This post describes our analysis of China’s “Great Cannon,” our term for an attack tool that we identify as separate from, but co-located with, the Great Firewall of China. The first known usage of the Great Cannon is in the recent large-scale novel DDoS attack on both GitHub and servers used by GreatFire.org.
Tag Archives: China
Senior Legal Advisor Sarah McKune has contributed a chapter to a new book from Oxford University Press, China and Cybersecurity: Espionage, Strategy and Politics in the Digital Domain (eds. Jon R. Lindsay, Tai Ming Cheung, Derek S. Reveron). Her chapter is entitled “’Foreign Hostile Forces’: The Human Rights Dimension of China’s Cyber Campaigns.”
According to state media organization People’s Daily, Apple agreed to Chinese government “security checks.” Citizen Lab Research Fellow Jason Q. Ng expressed concern that this practice may set a trend of compliance to such demands amongst other firms.
Citizen Lab Research Fellow Jason Q. Ng commented on the effect that China’s real name registration policy will have on virtual private networks (VPNs) and self-censorship.
The document is a memo circulated among the Five Eyes, a network of English-speaking intelligence agencies. Though the document does not name the hackers whose data were stolen, it made it clear that they had ties to the Chinese government, and were spying on human rights defenders and Uyghur activists in the country.
Citizen Lab partner and Cyber Stewards Network member Tibet Action Institute (TAI) released a documentary entitled “Tibet: Frontline of the New Cyberwar.”
Slate’s discussion on the proliferation of Chinese messaging applications worldwide was informed by Citizen Lab research report “Asia Chats: Analyzing Information Controls & Privacy in Asian Messaging Applications.”
Contained are links to a set of 9,054 sensitive Chinese keywords, which combine 13 existing lists. These keywords may be helpful to researchers who are searching for censored content in Chinese or testing for network interference.
Citizen Lab Fellow Jason Q. Ng published a number of articles on this month on Internet censorship in China.
A new report, entitled “Communities @ Risk: Targeted Digital Threats Against Civil Society,” involved 10 civil society groups that enrolled as study subjects over a period of four years.

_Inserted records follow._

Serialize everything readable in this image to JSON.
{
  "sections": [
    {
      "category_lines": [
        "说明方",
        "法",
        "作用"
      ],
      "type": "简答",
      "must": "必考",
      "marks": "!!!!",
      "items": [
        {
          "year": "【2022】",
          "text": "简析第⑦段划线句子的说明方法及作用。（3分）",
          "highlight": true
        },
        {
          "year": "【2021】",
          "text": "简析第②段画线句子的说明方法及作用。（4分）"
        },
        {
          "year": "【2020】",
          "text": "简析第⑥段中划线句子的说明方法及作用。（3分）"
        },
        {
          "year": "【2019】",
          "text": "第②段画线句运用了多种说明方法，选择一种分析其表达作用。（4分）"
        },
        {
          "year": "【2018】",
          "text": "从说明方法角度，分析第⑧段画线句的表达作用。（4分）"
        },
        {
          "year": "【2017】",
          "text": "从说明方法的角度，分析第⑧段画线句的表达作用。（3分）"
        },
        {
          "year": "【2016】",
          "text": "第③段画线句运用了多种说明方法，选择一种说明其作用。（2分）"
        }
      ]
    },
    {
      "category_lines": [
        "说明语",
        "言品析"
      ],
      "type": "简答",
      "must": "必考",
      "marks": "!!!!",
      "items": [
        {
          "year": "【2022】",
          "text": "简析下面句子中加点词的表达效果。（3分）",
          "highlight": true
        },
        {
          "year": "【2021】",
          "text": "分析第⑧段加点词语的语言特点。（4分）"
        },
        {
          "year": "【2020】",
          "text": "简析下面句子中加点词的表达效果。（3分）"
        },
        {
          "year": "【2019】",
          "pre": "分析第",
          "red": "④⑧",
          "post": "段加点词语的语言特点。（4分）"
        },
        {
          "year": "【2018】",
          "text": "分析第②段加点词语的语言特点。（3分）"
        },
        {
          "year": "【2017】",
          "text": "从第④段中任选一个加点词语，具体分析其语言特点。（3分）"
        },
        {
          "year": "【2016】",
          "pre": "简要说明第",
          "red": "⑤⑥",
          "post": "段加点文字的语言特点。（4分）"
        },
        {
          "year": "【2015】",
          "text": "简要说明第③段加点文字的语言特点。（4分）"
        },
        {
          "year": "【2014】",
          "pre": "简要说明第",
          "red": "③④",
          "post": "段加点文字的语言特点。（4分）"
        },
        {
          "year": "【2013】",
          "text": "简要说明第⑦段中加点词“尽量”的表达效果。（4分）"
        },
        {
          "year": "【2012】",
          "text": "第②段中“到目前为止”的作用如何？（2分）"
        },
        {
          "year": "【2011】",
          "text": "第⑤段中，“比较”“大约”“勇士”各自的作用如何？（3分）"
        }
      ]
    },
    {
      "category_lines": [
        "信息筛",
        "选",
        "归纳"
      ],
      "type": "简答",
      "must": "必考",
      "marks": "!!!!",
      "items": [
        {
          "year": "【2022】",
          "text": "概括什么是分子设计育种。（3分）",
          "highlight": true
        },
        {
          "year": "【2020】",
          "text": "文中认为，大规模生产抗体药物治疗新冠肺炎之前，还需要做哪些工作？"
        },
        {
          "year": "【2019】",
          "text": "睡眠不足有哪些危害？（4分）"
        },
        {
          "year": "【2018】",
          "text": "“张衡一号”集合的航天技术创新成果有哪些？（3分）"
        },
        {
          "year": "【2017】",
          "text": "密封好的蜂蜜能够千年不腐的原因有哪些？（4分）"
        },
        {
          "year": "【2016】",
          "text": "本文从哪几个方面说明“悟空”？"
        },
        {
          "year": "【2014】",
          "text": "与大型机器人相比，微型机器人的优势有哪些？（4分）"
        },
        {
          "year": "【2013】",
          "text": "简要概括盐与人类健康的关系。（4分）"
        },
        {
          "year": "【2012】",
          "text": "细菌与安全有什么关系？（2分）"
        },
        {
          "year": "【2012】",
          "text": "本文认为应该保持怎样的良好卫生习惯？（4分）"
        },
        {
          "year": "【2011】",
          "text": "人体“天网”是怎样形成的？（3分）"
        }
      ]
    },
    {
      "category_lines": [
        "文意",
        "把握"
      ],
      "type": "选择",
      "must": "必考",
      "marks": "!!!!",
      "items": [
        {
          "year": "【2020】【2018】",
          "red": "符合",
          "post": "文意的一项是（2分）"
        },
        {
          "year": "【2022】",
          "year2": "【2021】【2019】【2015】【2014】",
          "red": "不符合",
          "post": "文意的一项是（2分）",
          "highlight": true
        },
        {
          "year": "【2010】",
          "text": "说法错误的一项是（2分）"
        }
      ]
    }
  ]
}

The study sought to obtain greater visibility into an often overlooked digital risk environment affecting–whether they know it or not–many of society’s most essential institutions.